- Task statement:
A faithful copy is needed. Set down all of the data below exactly.

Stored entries

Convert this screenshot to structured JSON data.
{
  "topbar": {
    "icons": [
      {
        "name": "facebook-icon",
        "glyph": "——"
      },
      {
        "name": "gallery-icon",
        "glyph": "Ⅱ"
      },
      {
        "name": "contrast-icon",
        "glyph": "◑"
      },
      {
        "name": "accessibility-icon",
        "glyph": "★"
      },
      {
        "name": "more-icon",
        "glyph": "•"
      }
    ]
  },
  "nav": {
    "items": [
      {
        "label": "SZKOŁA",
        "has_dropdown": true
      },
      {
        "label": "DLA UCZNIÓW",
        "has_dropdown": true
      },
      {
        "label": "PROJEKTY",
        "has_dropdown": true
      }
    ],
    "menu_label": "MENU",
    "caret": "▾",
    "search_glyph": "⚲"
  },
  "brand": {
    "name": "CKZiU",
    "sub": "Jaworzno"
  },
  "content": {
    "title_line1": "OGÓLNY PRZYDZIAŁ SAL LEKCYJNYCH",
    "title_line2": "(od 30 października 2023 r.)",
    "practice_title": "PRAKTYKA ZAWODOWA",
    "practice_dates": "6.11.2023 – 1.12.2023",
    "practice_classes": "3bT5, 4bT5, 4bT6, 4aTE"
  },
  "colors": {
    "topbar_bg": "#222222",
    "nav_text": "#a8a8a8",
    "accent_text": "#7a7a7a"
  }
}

- Answer for the task:
Convert this screenshot to structured JSON data.
{
  "topbar": {
    "icons": [
      {
        "name": "facebook-icon",
        "glyph": "——"
      },
      {
        "name": "gallery-icon",
        "glyph": "Ⅱ"
      },
      {
        "name": "contrast-icon",
        "glyph": "◑"
      },
      {
        "name": "accessibility-icon",
        "glyph": "★"
      },
      {
        "name": "more-icon",
        "glyph": "•"
      }
    ]
  },
  "nav": {
    "items": [
      {
        "label": "SZKOŁA",
        "has_dropdown": true
      },
      {
        "label": "DLA UCZNIÓW",
        "has_dropdown": true
      },
      {
        "label": "PROJEKTY",
        "has_dropdown": true
      }
    ],
    "menu_label": "MENU",
    "caret": "▾",
    "search_glyph": "⚲"
  },
  "brand": {
    "name": "CKZiU",
    "sub": "Jaworzno"
  },
  "content": {
    "title_line1": "OGÓLNY PRZYDZIAŁ SAL LEKCYJNYCH",
    "title_line2": "(od 30 października 2023 r.)",
    "practice_title": "PRAKTYKA ZAWODOWA",
    "practice_dates": "6.11.2023 – 1.12.2023",
    "practice_classes": "3bT5, 4bT5, 4bT6, 4aTE"
  },
  "colors": {
    "topbar_bg": "#222222",
    "nav_text": "#a8a8a8",
    "accent_text": "#7a7a7a"
  }
}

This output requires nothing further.